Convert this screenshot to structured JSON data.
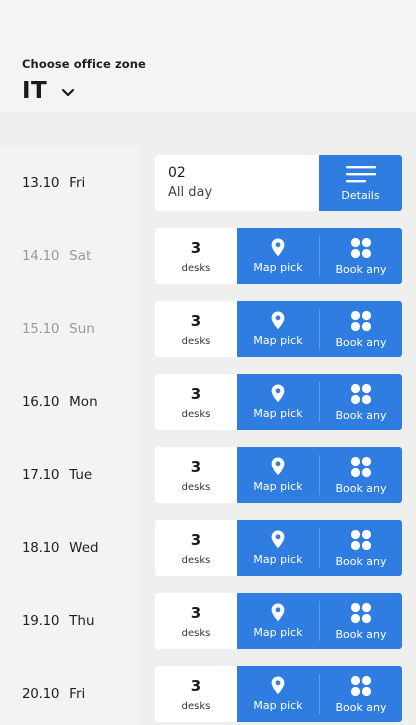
{
  "header": {
    "zone_label": "Choose office zone",
    "zone_value": "IT"
  },
  "first_day": {
    "date": "13.10",
    "day": "Fri",
    "booking_number": "02",
    "booking_time": "All day",
    "details_label": "Details"
  },
  "days": [
    {
      "date": "14.10",
      "day": "Sat",
      "muted": true,
      "count": "3",
      "count_label": "desks",
      "map_label": "Map pick",
      "book_label": "Book any"
    },
    {
      "date": "15.10",
      "day": "Sun",
      "muted": true,
      "count": "3",
      "count_label": "desks",
      "map_label": "Map pick",
      "book_label": "Book any"
    },
    {
      "date": "16.10",
      "day": "Mon",
      "muted": false,
      "count": "3",
      "count_label": "desks",
      "map_label": "Map pick",
      "book_label": "Book any"
    },
    {
      "date": "17.10",
      "day": "Tue",
      "muted": false,
      "count": "3",
      "count_label": "desks",
      "map_label": "Map pick",
      "book_label": "Book any"
    },
    {
      "date": "18.10",
      "day": "Wed",
      "muted": false,
      "count": "3",
      "count_label": "desks",
      "map_label": "Map pick",
      "book_label": "Book any"
    },
    {
      "date": "19.10",
      "day": "Thu",
      "muted": false,
      "count": "3",
      "count_label": "desks",
      "map_label": "Map pick",
      "book_label": "Book any"
    },
    {
      "date": "20.10",
      "day": "Fri",
      "muted": false,
      "count": "3",
      "count_label": "desks",
      "map_label": "Map pick",
      "book_label": "Book any"
    }
  ],
  "colors": {
    "accent": "#2f7de0",
    "muted_text": "#9a9a9a"
  },
  "icons": {
    "zone_dropdown": "chevron-down-icon",
    "details": "menu-lines-icon",
    "map_pick": "map-pin-icon",
    "book_any": "four-dots-icon"
  }
}
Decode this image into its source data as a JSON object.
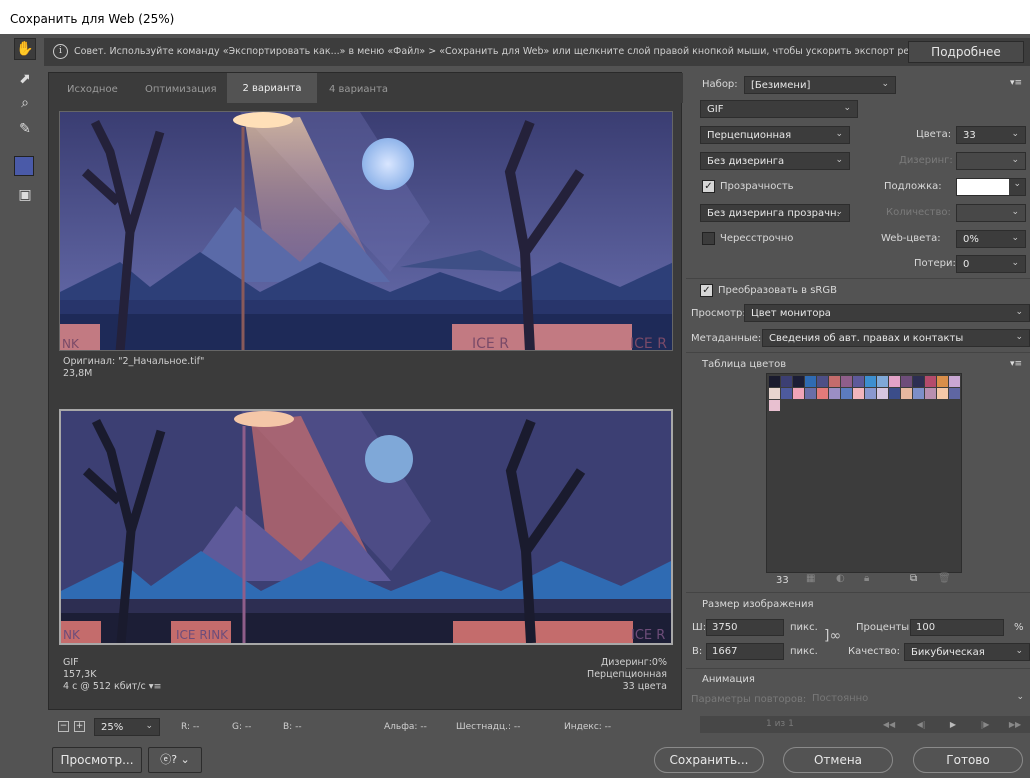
{
  "window": {
    "title": "Сохранить для Web (25%)"
  },
  "tools": {
    "items": [
      {
        "icon": "hand-icon"
      },
      {
        "icon": "slice-select-icon"
      },
      {
        "icon": "zoom-icon"
      },
      {
        "icon": "eyedropper-icon"
      },
      {
        "icon": "eyedropper-color-swatch"
      },
      {
        "icon": "toggle-slices-icon"
      }
    ]
  },
  "tip": {
    "text": "Совет. Используйте команду «Экспортировать как...» в меню «Файл» > «Сохранить для Web» или щелкните слой правой кнопкой мыши, чтобы ускорить экспорт ресурсов",
    "more_label": "Подробнее"
  },
  "tabs": {
    "original": "Исходное",
    "optimized": "Оптимизация",
    "two_up": "2 варианта",
    "four_up": "4 варианта"
  },
  "top_frame": {
    "name": "Оригинал: \"2_Начальное.tif\"",
    "size": "23,8M",
    "sign_left": "NK",
    "sign_center": "ICE R",
    "sign_right": "ICE R"
  },
  "bottom_frame": {
    "format": "GIF",
    "size": "157,3K",
    "time": "4 с @ 512 кбит/с",
    "dither": "Дизеринг:0%",
    "reduction": "Перцепционная",
    "colors": "33 цвета",
    "sign_left": "NK",
    "sign_center": "ICE RINK",
    "sign_right": "ICE R"
  },
  "zoom": {
    "value": "25%"
  },
  "status": {
    "r": "R: --",
    "g": "G: --",
    "b": "B: --",
    "alpha": "Альфа: --",
    "hex": "Шестнадц.: --",
    "index": "Индекс: --"
  },
  "settings": {
    "preset_label": "Набор:",
    "preset_value": "[Безимени]",
    "format": "GIF",
    "reduction": "Перцепционная",
    "colors_label": "Цвета:",
    "colors_value": "33",
    "dither": "Без дизеринга",
    "dither_label": "Дизеринг:",
    "transparency": "Прозрачность",
    "matte_label": "Подложка:",
    "trans_dither": "Без дизеринга прозрачн.",
    "amount_label": "Количество:",
    "interlaced": "Чересстрочно",
    "websnap_label": "Web-цвета:",
    "websnap_value": "0%",
    "lossy_label": "Потери:",
    "lossy_value": "0",
    "convert_srgb": "Преобразовать в sRGB",
    "preview_label": "Просмотр:",
    "preview_value": "Цвет монитора",
    "metadata_label": "Метаданные:",
    "metadata_value": "Сведения об авт. правах и контакты"
  },
  "color_table": {
    "title": "Таблица цветов",
    "count": "33",
    "swatches": [
      "#1a1b2e",
      "#3c3f73",
      "#1c1e36",
      "#2f6bb3",
      "#4d4f86",
      "#c46c6c",
      "#8f5e8a",
      "#5e5a9a",
      "#3d8fd0",
      "#7fa8d8",
      "#e2a3c8",
      "#6e4d7a",
      "#2d2e52",
      "#b44b6c",
      "#d98e4a",
      "#c9a7d3",
      "#e8d5cf",
      "#4d5a9e",
      "#f0a5b8",
      "#6a6ea8",
      "#e27a7a",
      "#9b8ec4",
      "#5c7cbf",
      "#f2b6bd",
      "#8a98cf",
      "#d7c6e0",
      "#3b4d8a",
      "#e6b8a0",
      "#7d8fc9",
      "#b88fb0",
      "#f4c7a8",
      "#5f66a3",
      "#e8c0d0"
    ]
  },
  "image_size": {
    "title": "Размер изображения",
    "w_label": "Ш:",
    "w_value": "3750",
    "h_label": "В:",
    "h_value": "1667",
    "unit": "пикс.",
    "percent_label": "Проценты:",
    "percent_value": "100",
    "percent_unit": "%",
    "quality_label": "Качество:",
    "quality_value": "Бикубическая"
  },
  "animation": {
    "title": "Анимация",
    "loop_label": "Параметры повторов:",
    "loop_value": "Постоянно",
    "frame_counter": "1 из 1"
  },
  "buttons": {
    "preview": "Просмотр...",
    "save": "Сохранить...",
    "cancel": "Отмена",
    "done": "Готово"
  }
}
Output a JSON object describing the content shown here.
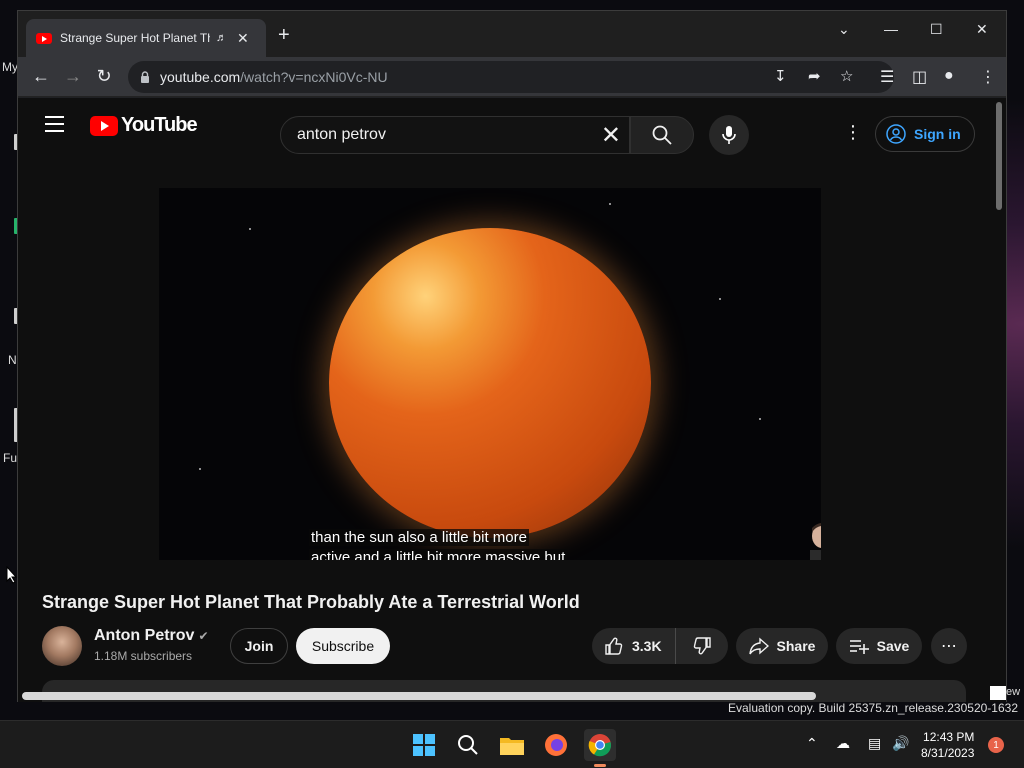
{
  "desktop": {
    "labels": [
      "My",
      "N",
      "Fu"
    ]
  },
  "browser": {
    "tab": {
      "title": "Strange Super Hot Planet That Probably Ate a Terrestrial World",
      "audio_icon": "speaker-icon",
      "close_glyph": "✕"
    },
    "new_tab_glyph": "+",
    "window": {
      "chevron": "⌄",
      "minimize": "—",
      "maximize": "☐",
      "close": "✕"
    },
    "nav": {
      "back": "←",
      "forward": "→",
      "reload": "↻"
    },
    "omnibox": {
      "host": "youtube.com",
      "path": "/watch?v=ncxNi0Vc-NU"
    }
  },
  "youtube": {
    "logo_text": "YouTube",
    "search": {
      "query": "anton petrov"
    },
    "sign_in_label": "Sign in",
    "caption_lines": [
      "than the sun also a little bit more",
      "active and a little bit more massive but"
    ],
    "video": {
      "title": "Strange Super Hot Planet That Probably Ate a Terrestrial World",
      "channel": "Anton Petrov",
      "subscribers": "1.18M subscribers",
      "join_label": "Join",
      "subscribe_label": "Subscribe",
      "likes": "3.3K",
      "share_label": "Share",
      "save_label": "Save"
    }
  },
  "watermark": {
    "text": "Evaluation copy. Build 25375.zn_release.230520-1632",
    "ew": "ew"
  },
  "taskbar": {
    "time": "12:43 PM",
    "date": "8/31/2023",
    "notifications": "1"
  },
  "colors": {
    "accent_link": "#3ea6ff",
    "youtube_red": "#ff0000",
    "page_bg": "#0f0f0f"
  }
}
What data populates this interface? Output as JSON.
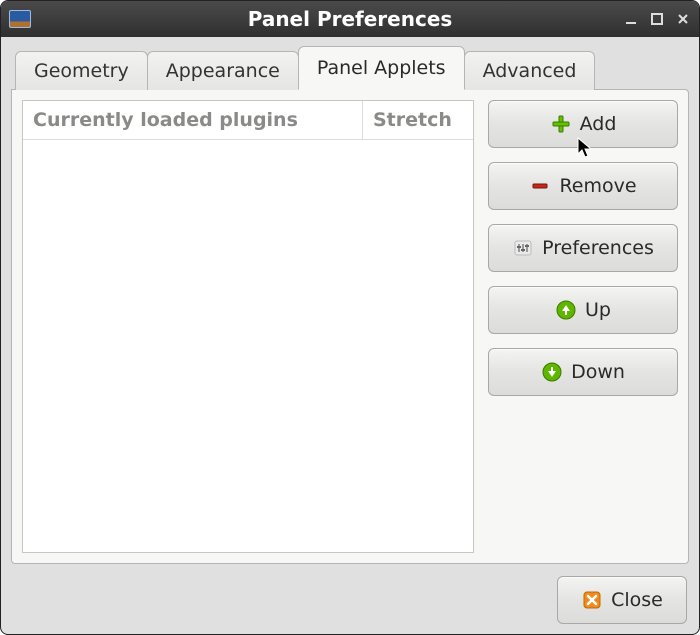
{
  "window": {
    "title": "Panel Preferences"
  },
  "tabs": {
    "geometry": "Geometry",
    "appearance": "Appearance",
    "applets": "Panel Applets",
    "advanced": "Advanced",
    "active": "applets"
  },
  "applets_page": {
    "columns": {
      "plugins": "Currently loaded plugins",
      "stretch": "Stretch"
    },
    "rows": []
  },
  "buttons": {
    "add": "Add",
    "remove": "Remove",
    "preferences": "Preferences",
    "up": "Up",
    "down": "Down",
    "close": "Close"
  },
  "icons": {
    "add": "plus-icon",
    "remove": "minus-icon",
    "preferences": "settings-icon",
    "up": "up-icon",
    "down": "down-icon",
    "close": "close-x-icon"
  }
}
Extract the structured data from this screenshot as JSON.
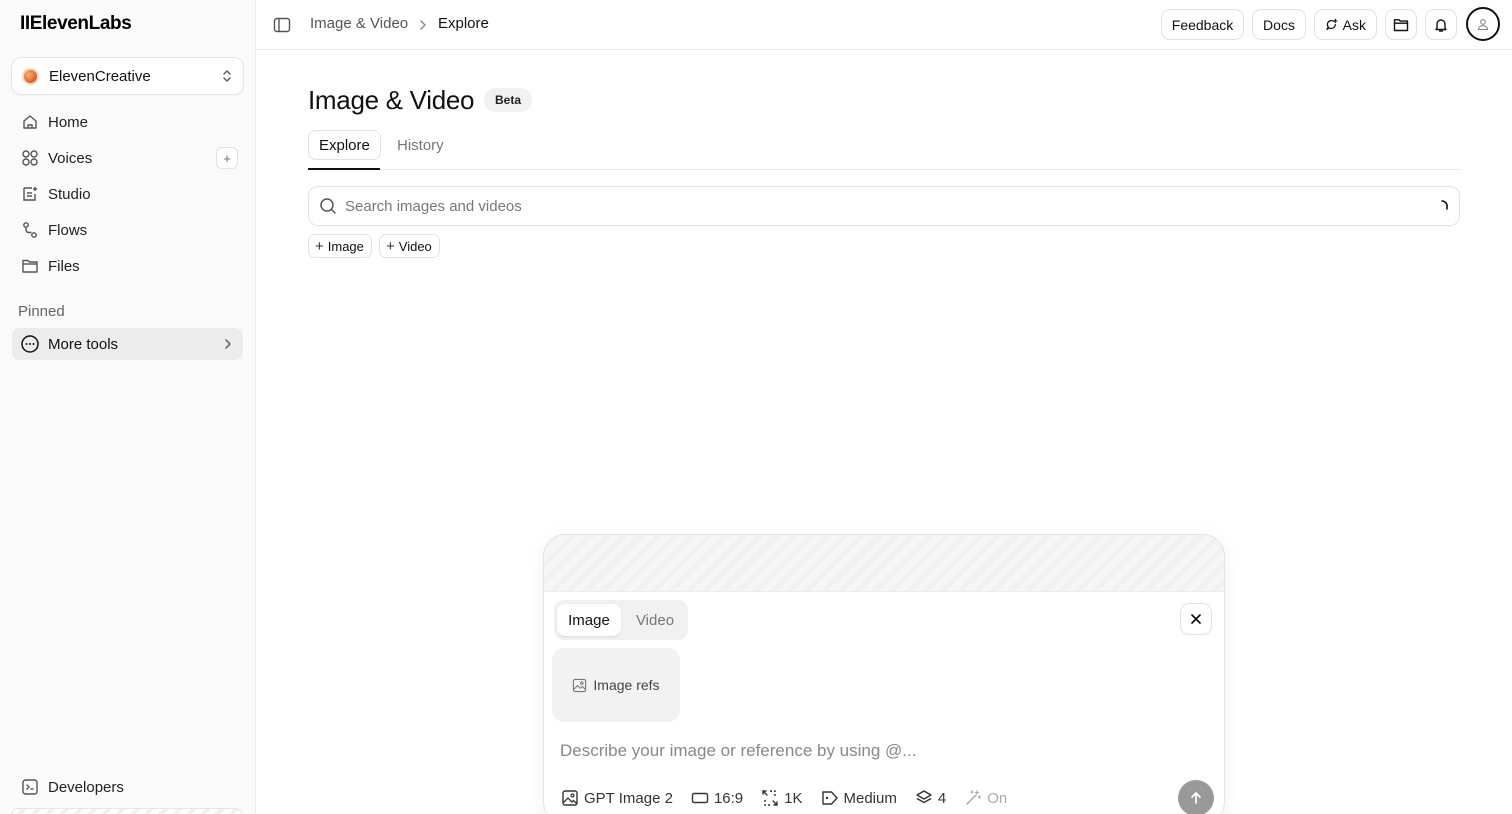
{
  "sidebar": {
    "logo": "IIElevenLabs",
    "workspace": "ElevenCreative",
    "items": [
      {
        "label": "Home"
      },
      {
        "label": "Voices",
        "add": "+"
      },
      {
        "label": "Studio"
      },
      {
        "label": "Flows"
      },
      {
        "label": "Files"
      }
    ],
    "pinned_label": "Pinned",
    "more_tools": "More tools",
    "developers": "Developers"
  },
  "header": {
    "breadcrumb": [
      "Image & Video",
      "Explore"
    ],
    "feedback": "Feedback",
    "docs": "Docs",
    "ask": "Ask"
  },
  "main": {
    "title": "Image & Video",
    "badge": "Beta",
    "tabs": [
      {
        "label": "Explore"
      },
      {
        "label": "History"
      }
    ],
    "search_placeholder": "Search images and videos",
    "filters": [
      {
        "label": "Image"
      },
      {
        "label": "Video"
      }
    ]
  },
  "composer": {
    "modes": [
      "Image",
      "Video"
    ],
    "refs_label": "Image refs",
    "prompt_placeholder": "Describe your image or reference by using @...",
    "options": {
      "model": "GPT Image 2",
      "aspect": "16:9",
      "resolution": "1K",
      "quality": "Medium",
      "count": "4",
      "enhance": "On"
    }
  }
}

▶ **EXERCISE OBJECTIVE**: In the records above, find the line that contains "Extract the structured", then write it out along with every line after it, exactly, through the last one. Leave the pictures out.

▶ **RESPONSE TO THE TASK**:
Extract the structured data from this screenshot as JSON.
{
  "sidebar": {
    "logo": "IIElevenLabs",
    "workspace": "ElevenCreative",
    "items": [
      {
        "label": "Home"
      },
      {
        "label": "Voices",
        "add": "+"
      },
      {
        "label": "Studio"
      },
      {
        "label": "Flows"
      },
      {
        "label": "Files"
      }
    ],
    "pinned_label": "Pinned",
    "more_tools": "More tools",
    "developers": "Developers"
  },
  "header": {
    "breadcrumb": [
      "Image & Video",
      "Explore"
    ],
    "feedback": "Feedback",
    "docs": "Docs",
    "ask": "Ask"
  },
  "main": {
    "title": "Image & Video",
    "badge": "Beta",
    "tabs": [
      {
        "label": "Explore"
      },
      {
        "label": "History"
      }
    ],
    "search_placeholder": "Search images and videos",
    "filters": [
      {
        "label": "Image"
      },
      {
        "label": "Video"
      }
    ]
  },
  "composer": {
    "modes": [
      "Image",
      "Video"
    ],
    "refs_label": "Image refs",
    "prompt_placeholder": "Describe your image or reference by using @...",
    "options": {
      "model": "GPT Image 2",
      "aspect": "16:9",
      "resolution": "1K",
      "quality": "Medium",
      "count": "4",
      "enhance": "On"
    }
  }
}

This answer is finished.